> [INSTRUCTIONS FOR THE TASK] Every entry should be reproduced precisely, with each picture left out.

> [SOURCE MATERIAL]
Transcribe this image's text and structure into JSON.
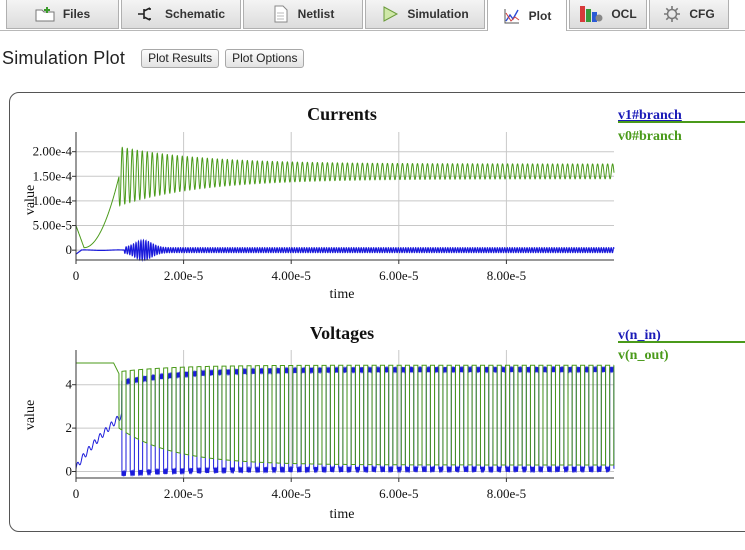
{
  "tabs": [
    {
      "label": "Files",
      "icon": "folder-icon"
    },
    {
      "label": "Schematic",
      "icon": "schematic-icon"
    },
    {
      "label": "Netlist",
      "icon": "document-icon"
    },
    {
      "label": "Simulation",
      "icon": "play-icon"
    },
    {
      "label": "Plot",
      "icon": "plot-icon",
      "active": true
    },
    {
      "label": "OCL",
      "icon": "ocl-icon"
    },
    {
      "label": "CFG",
      "icon": "gear-icon"
    }
  ],
  "header": {
    "title": "Simulation Plot",
    "plot_results_label": "Plot Results",
    "plot_options_label": "Plot Options"
  },
  "chart_data": [
    {
      "type": "line",
      "title": "Currents",
      "xlabel": "time",
      "ylabel": "value",
      "xlim": [
        0,
        0.0001
      ],
      "ylim": [
        -2e-05,
        0.00024
      ],
      "x_ticks": [
        "0",
        "2.00e-5",
        "4.00e-5",
        "6.00e-5",
        "8.00e-5"
      ],
      "y_ticks": [
        "0",
        "5.00e-5",
        "1.00e-4",
        "1.50e-4",
        "2.00e-4"
      ],
      "series": [
        {
          "name": "v1#branch",
          "color": "#1a1adb",
          "baseline": 0,
          "start_level": -8e-06,
          "burst_center": 1.25e-05,
          "burst_amplitude": 1.5e-05,
          "steady_amplitude": 5e-06
        },
        {
          "name": "v0#branch",
          "color": "#4a9a1a",
          "start": 5e-05,
          "dip": 5e-06,
          "rise_end": 8e-06,
          "peak_envelope": 0.00021,
          "steady_center": 0.00016,
          "steady_amplitude": 1.5e-05
        }
      ]
    },
    {
      "type": "line",
      "title": "Voltages",
      "xlabel": "time",
      "ylabel": "value",
      "xlim": [
        0,
        0.0001
      ],
      "ylim": [
        -0.3,
        5.6
      ],
      "x_ticks": [
        "0",
        "2.00e-5",
        "4.00e-5",
        "6.00e-5",
        "8.00e-5"
      ],
      "y_ticks": [
        "0",
        "2",
        "4"
      ],
      "series": [
        {
          "name": "v(n_in)",
          "color": "#1a1adb",
          "low": 0.1,
          "high": 4.7,
          "ramp_end": 8.5e-06
        },
        {
          "name": "v(n_out)",
          "color": "#4a9a1a",
          "low": 0.3,
          "high": 4.9,
          "start": 5.0,
          "switch_start": 8e-06
        }
      ]
    }
  ]
}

> [OUTPUT FOR THIS TASK]
Transcribe this image's text and structure into JSON.
{
  "tabs": [
    {
      "label": "Files",
      "icon": "folder-icon"
    },
    {
      "label": "Schematic",
      "icon": "schematic-icon"
    },
    {
      "label": "Netlist",
      "icon": "document-icon"
    },
    {
      "label": "Simulation",
      "icon": "play-icon"
    },
    {
      "label": "Plot",
      "icon": "plot-icon",
      "active": true
    },
    {
      "label": "OCL",
      "icon": "ocl-icon"
    },
    {
      "label": "CFG",
      "icon": "gear-icon"
    }
  ],
  "header": {
    "title": "Simulation Plot",
    "plot_results_label": "Plot Results",
    "plot_options_label": "Plot Options"
  },
  "chart_data": [
    {
      "type": "line",
      "title": "Currents",
      "xlabel": "time",
      "ylabel": "value",
      "xlim": [
        0,
        0.0001
      ],
      "ylim": [
        -2e-05,
        0.00024
      ],
      "x_ticks": [
        "0",
        "2.00e-5",
        "4.00e-5",
        "6.00e-5",
        "8.00e-5"
      ],
      "y_ticks": [
        "0",
        "5.00e-5",
        "1.00e-4",
        "1.50e-4",
        "2.00e-4"
      ],
      "series": [
        {
          "name": "v1#branch",
          "color": "#1a1adb",
          "baseline": 0,
          "start_level": -8e-06,
          "burst_center": 1.25e-05,
          "burst_amplitude": 1.5e-05,
          "steady_amplitude": 5e-06
        },
        {
          "name": "v0#branch",
          "color": "#4a9a1a",
          "start": 5e-05,
          "dip": 5e-06,
          "rise_end": 8e-06,
          "peak_envelope": 0.00021,
          "steady_center": 0.00016,
          "steady_amplitude": 1.5e-05
        }
      ]
    },
    {
      "type": "line",
      "title": "Voltages",
      "xlabel": "time",
      "ylabel": "value",
      "xlim": [
        0,
        0.0001
      ],
      "ylim": [
        -0.3,
        5.6
      ],
      "x_ticks": [
        "0",
        "2.00e-5",
        "4.00e-5",
        "6.00e-5",
        "8.00e-5"
      ],
      "y_ticks": [
        "0",
        "2",
        "4"
      ],
      "series": [
        {
          "name": "v(n_in)",
          "color": "#1a1adb",
          "low": 0.1,
          "high": 4.7,
          "ramp_end": 8.5e-06
        },
        {
          "name": "v(n_out)",
          "color": "#4a9a1a",
          "low": 0.3,
          "high": 4.9,
          "start": 5.0,
          "switch_start": 8e-06
        }
      ]
    }
  ]
}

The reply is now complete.